In writing about economies, it is rare to obtain instant validation for one's analysis, however today marks one of those rare occasions. In yesterday's commentary (“U.S. economic propaganda hits fevered pitch”), I scoffed at claims that the housing sector had “stabilized” and that a “U.S. economic recovery” had already started.
I started by pointing out that the fundamentals in the U.S. housing market made it crystal-clear that this sector would continue its collapse for many more years. Today, foreclosure data was released showing that for the third time in the last five months foreclosures had set a new, all-time record.
Combined with “walk aways” (homeowners who voluntarily default and vacate their homes), the total number of homes repossessed approached half a million units in just one month. This means the U.S. is now on track to exceed 5 million foreclosures and repossessions this year – greater than the expected total sales in the U.S. real estate market.
However, at the pace that U.S. banks were selling foreclosed properties in July they would only sell around 1 million foreclosed properties this year.
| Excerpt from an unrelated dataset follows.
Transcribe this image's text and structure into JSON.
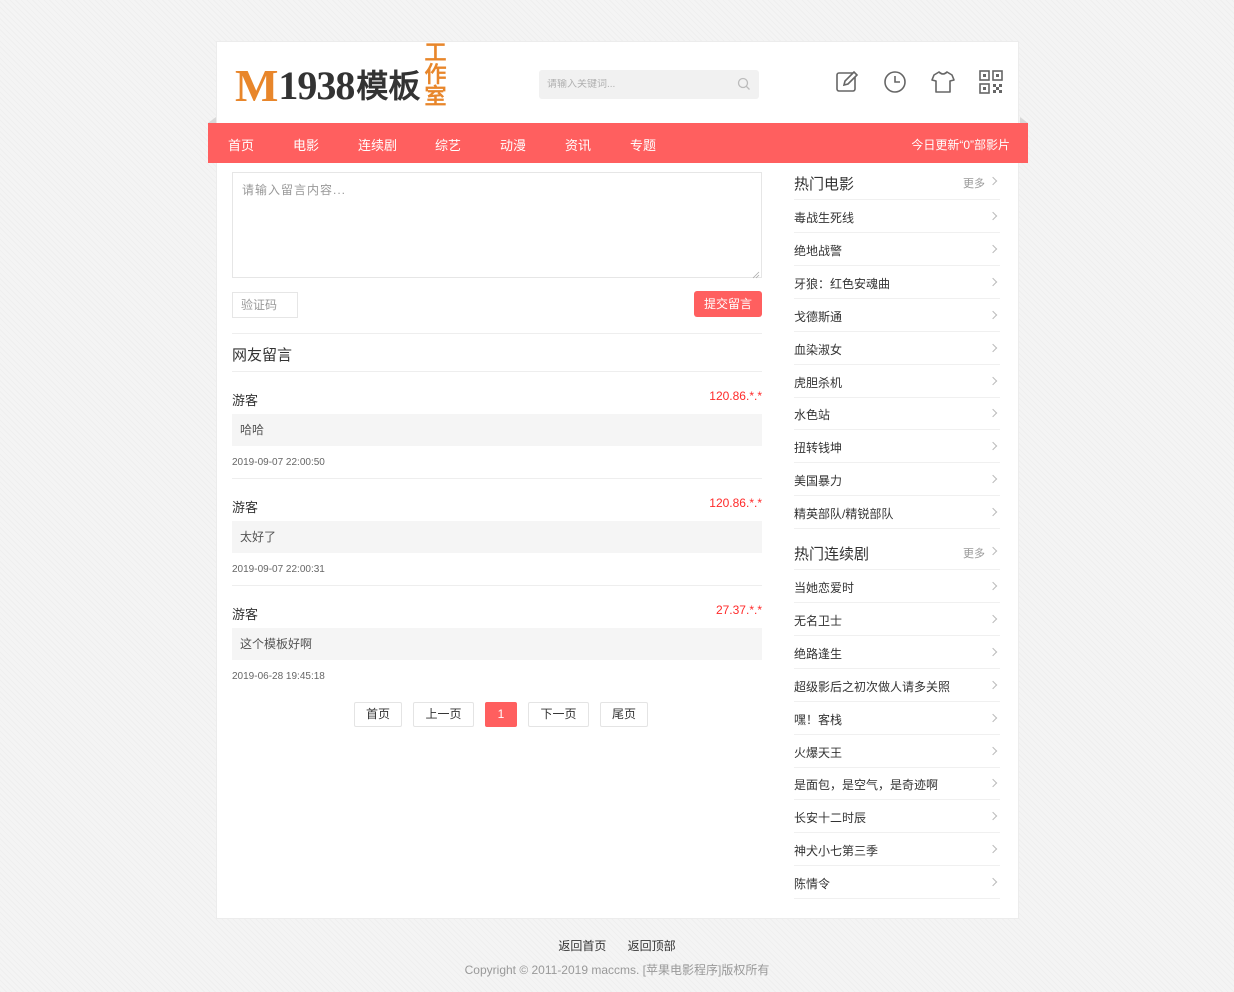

This means that unless U.S. banks stop holding foreclosed properties off the market and dramatically increase the number of foreclosed properties they list on the market that they could add up to 4 million housing units to the millions of foreclosed properties they are already holding off the market.
I continued with my analysis yesterday by pointing out that putting aside the outrageous lies from the U.S. Bureau of Labor Statistics, U.S. unemployment was still at catastrophic levels, and there is no real improvement. Today, the experts were “surprised” that weekly lay-offs increased from the “upwardly revised” total from the previous week.
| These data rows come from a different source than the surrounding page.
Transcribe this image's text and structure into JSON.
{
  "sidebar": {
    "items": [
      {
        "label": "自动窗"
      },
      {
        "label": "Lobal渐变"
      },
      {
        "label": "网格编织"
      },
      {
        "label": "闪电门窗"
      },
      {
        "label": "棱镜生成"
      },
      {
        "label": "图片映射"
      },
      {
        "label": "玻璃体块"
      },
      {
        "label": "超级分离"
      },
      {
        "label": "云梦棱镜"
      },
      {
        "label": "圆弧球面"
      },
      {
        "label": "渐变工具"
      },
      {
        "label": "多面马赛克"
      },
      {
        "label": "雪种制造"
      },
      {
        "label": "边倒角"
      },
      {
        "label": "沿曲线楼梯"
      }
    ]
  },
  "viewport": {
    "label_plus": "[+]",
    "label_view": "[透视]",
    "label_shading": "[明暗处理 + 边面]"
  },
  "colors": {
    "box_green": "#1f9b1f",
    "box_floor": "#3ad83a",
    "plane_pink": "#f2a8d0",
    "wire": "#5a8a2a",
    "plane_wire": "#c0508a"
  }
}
I would note that U.S. lay-offs are revised higher almost every week. This is part of the game being played by the U.S. government with its propaganda. Knowing the market reacts much more to preliminary estimates than final, revised figures, the U.S. government simply lies in virtually all of its preliminary estimates of economic data – putting out a more positive number than their own data indicates, then revising it to more realistic totals when people are no longer paying attention.
In the case of U.S. unemployment, one of the reasons I gave yesterday as to why the U.S. job-market would continue to deteriorate at “Great Depression” levels was that the U.S. retail sector was in a self-perpetuating downward spiral. Decades of U.S. consumers borrowing to sustain their spending had left them more in debt than any other people in the history of our species.
Not only are these consumers unwilling/unable to borrow any more money, but now they have been forced to start paying off debts they accumulated in their borrowing-binge. In relative terms, the Obama “stimulus package” was simply much too tiny to offset this huge loss in spending power in this consumer economy.
Thus, while it was no “surprise” to me, all the U.S. “experts” were surprised when July retail sales fell in the U.S. - without even factoring in inflation. Add rising inflation into the equation, and the July numbers showed that U.S. consumers purchased MUCH fewer goods, at a time when back-to-school shopping is supposed to surge.
It is utterly absurd to talk about a “bottom” in the U.S. housing sector with foreclosures hitting all-time records, defaults hitting all-time records, and both numbers still rapidly accelerating. For roughly the 100th time, I will point out that we already know the U.S. housing market will be much worse in 2010 and 2011 due to the spike in mortgage resets which are guaranteed to occur over the next two years (see “U.S. mortgage-crisis to get MUCH worse in 2010-11”).
It is utterly absurd to talk about unemployment improving when real numbers show that the U.S. economy is losing more than 1.5 MILLION jobs every month (see “U.S. economy to lose 20 MILLION jobs this year”).
It is utterly absurd to talk about the U.S. retail sector “stabilizing”, when the U.S. economy has lost roughly $2 trillion per year in consumer spending.
More importantly, all these downward trends aggravate each other. Rising job losses (and falling wages) guarantee that U.S. consumers will spend less and also increases the numbers of foreclosures.
Reduced spending means increasing job losses in the massive retail sector, which then leads to a jump in foreclosures.
Rising foreclosures dramatically reduce the wealth of Americans, which automatically reduces spending. The drop in spending, in turn, leads to yet more job losses.
With all three of these categories of the U.S. economy at Great Depression levels (or worse, in the case of the U.S. housing sector), only a massive stimulus package can inject enough spending-power in this consumer economy to halt this self-perpetuating downward spiral. Such massive spending requires massive money-printing – since the U.S. can't even borrow enough to finance its current (enormous) deficit. Printing that much money would destroy the U.S. dollar – and very likely lead to U.S. hyperinflation.
These are the real fundamentals of the U.S. economy. Those who choose to listen to the “don't worry, be happy” mantra do so at their own peril.